*** Entries supplied ***

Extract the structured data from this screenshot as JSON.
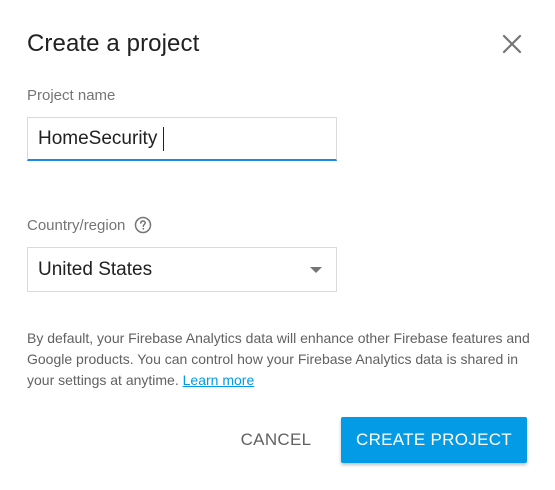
{
  "dialog": {
    "title": "Create a project",
    "close_icon": "close-icon"
  },
  "project_name": {
    "label": "Project name",
    "value": "HomeSecurity"
  },
  "country_region": {
    "label": "Country/region",
    "help_icon": "help-circle-icon",
    "selected": "United States",
    "dropdown_icon": "arrow-drop-down-icon"
  },
  "description": {
    "text": "By default, your Firebase Analytics data will enhance other Firebase features and Google products. You can control how your Firebase Analytics data is shared in your settings at anytime. ",
    "link_text": "Learn more"
  },
  "actions": {
    "cancel_label": "CANCEL",
    "create_label": "CREATE PROJECT"
  },
  "colors": {
    "accent": "#039be5",
    "focus_underline": "#1e88e5",
    "title_text": "#212121",
    "label_text": "#757575"
  }
}
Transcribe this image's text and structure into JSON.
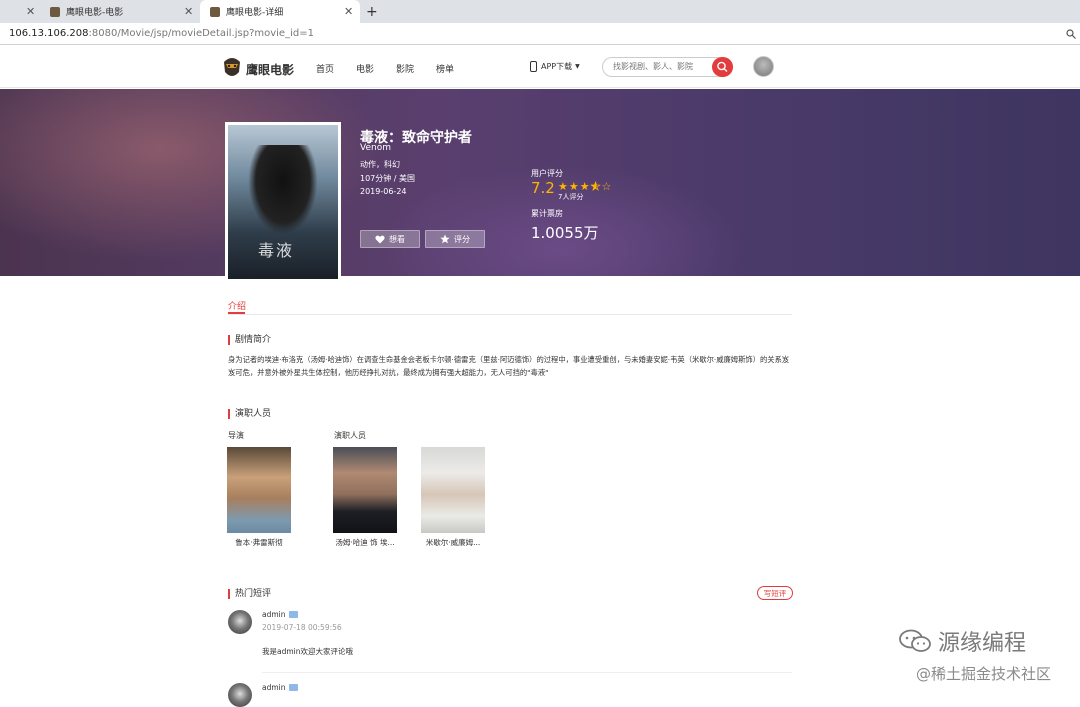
{
  "browser": {
    "tabs": [
      {
        "label": "",
        "active": false
      },
      {
        "label": "鹰眼电影-电影",
        "active": false
      },
      {
        "label": "鹰眼电影-详细",
        "active": true
      }
    ],
    "new_tab": "+",
    "url_host": "106.13.106.208",
    "url_path": ":8080/Movie/jsp/movieDetail.jsp?movie_id=1"
  },
  "header": {
    "logo": "鹰眼电影",
    "nav": [
      "首页",
      "电影",
      "影院",
      "榜单"
    ],
    "app_download": "APP下载",
    "search_placeholder": "找影视剧、影人、影院"
  },
  "movie": {
    "title": "毒液：致命守护者",
    "english_title": "Venom",
    "genres": "动作，科幻",
    "duration_country": "107分钟 / 美国",
    "release_date": "2019-06-24",
    "poster_text": "毒液",
    "want_button": "想看",
    "rate_button": "评分",
    "rating_label": "用户评分",
    "rating_score": "7.2",
    "rating_stars": 3.5,
    "rating_count": "7人评分",
    "boxoffice_label": "累计票房",
    "boxoffice_value": "1.0055万"
  },
  "content": {
    "tab_intro": "介绍",
    "synopsis_title": "剧情简介",
    "synopsis": "身为记者的埃迪·布洛克（汤姆·哈迪饰）在调查生命基金会老板卡尔顿·德雷克（里兹·阿迈德饰）的过程中，事业遭受重创，与未婚妻安妮·韦英（米歇尔·威廉姆斯饰）的关系岌岌可危，并意外被外星共生体控制，他历经挣扎对抗，最终成为拥有强大超能力，无人可挡的\"毒液\"",
    "cast_title": "演职人员",
    "director_label": "导演",
    "actors_label": "演职人员",
    "director_name": "鲁本·弗雷斯彻",
    "actor1_name": "汤姆·哈迪 饰 埃...",
    "actor2_name": "米歇尔·威廉姆...",
    "reviews_title": "热门短评",
    "write_review": "写短评"
  },
  "comments": [
    {
      "user": "admin",
      "time": "2019-07-18 00:59:56",
      "text": "我是admin欢迎大家评论哦"
    },
    {
      "user": "admin",
      "time": "",
      "text": ""
    }
  ],
  "watermark": {
    "line1": "源缘编程",
    "line2": "@稀土掘金技术社区"
  },
  "colors": {
    "accent": "#e23c3c",
    "star": "#ffb400"
  }
}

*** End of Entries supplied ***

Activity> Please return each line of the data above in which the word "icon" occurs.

Answer area>
    "close_icon": "close-icon"
    "help_icon": "help-circle-icon",
    "dropdown_icon": "arrow-drop-down-icon"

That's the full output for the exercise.